Warren Buffett wrote an interesting op ed piece in the New York Times last week thanking Uncle Sam for the bailout. In it he points out the dire consequences we were in back in 2008 and while acknowledging that the government missed the numerous warning signs leading up to the crisis he gives the government and the leaders who orchestrated the bailout high marks.
Not only was the editorial interesting but the responses to it have been as well. Much of it questions Buffett’s sanity if not his motives. They point out that Buffett’s investments, particularly in GE, benefited from the TARP. One suggests what Buffett would say under the influence of truth serum.

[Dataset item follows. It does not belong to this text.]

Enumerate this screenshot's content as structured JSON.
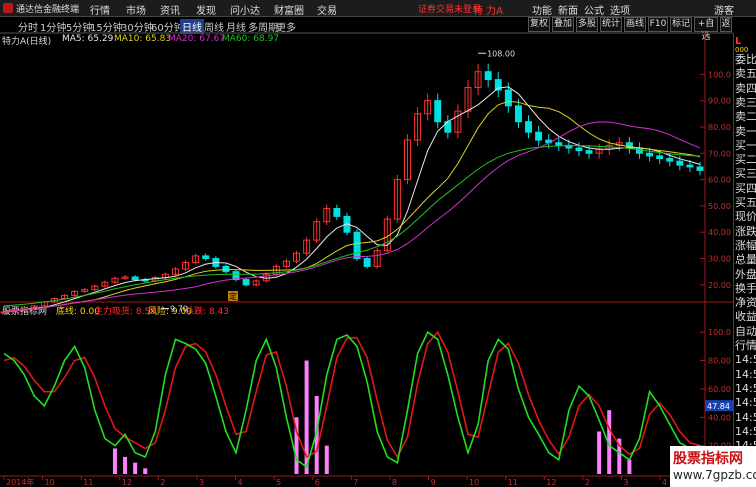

I liked the piece if for no other reason than it stressed the seriousness of the situation the economy was in. During the recent election there was criticism that financial reform was heavy handed and our future Speaker of the House compared financial reform to killing an ant with a nuclear weapon. The problem with a catastrophe averted is that once it is averted, people like to say what was the big deal?
First off I give Buffett credit for pointing out the seriousness of the crisis, but little else. We had pointed out the seriousness of the situation more than a year before the Lehman flashpoint. One only needs to look at the numerous actions by the Federal Reserve as far back as 2007 in addressing the bank solvency issue. They took actions not done since the Great Depression to try and correct the problem so no one should suggest there was not a major problem. But any honest examination of the issue has to start in the summer of 2007 not the fall of 2008 and has to point out the months of denial. The big question remains was the actions taken correct and why was the risk allowed to build up prior to the flashpoint?
And critics are correct in objecting to the fawning over Treasury Secretary Hank Paulson and Federal Reserve Chairman Ben Bernanke, both of whom reassured us that what was happening would not happen just months before it did. Paulson’s relationship and communications with the major financial players on Wall Street during this crisis still has not been appropriately examined. We pointed out before that if their analysis of what was needed were correct, then the first appropriate response from them should have been to offer their resignations.
The bottom line is that the financial crisis in all of its forms running up to the September 2008 flashpoint is a big deal. It represents a huge failure of policy.
Thanking the government for the bailout is akin to thanking someone for driving you to the hospital in the car they ran you over with. We are not even sure if they took the best rout.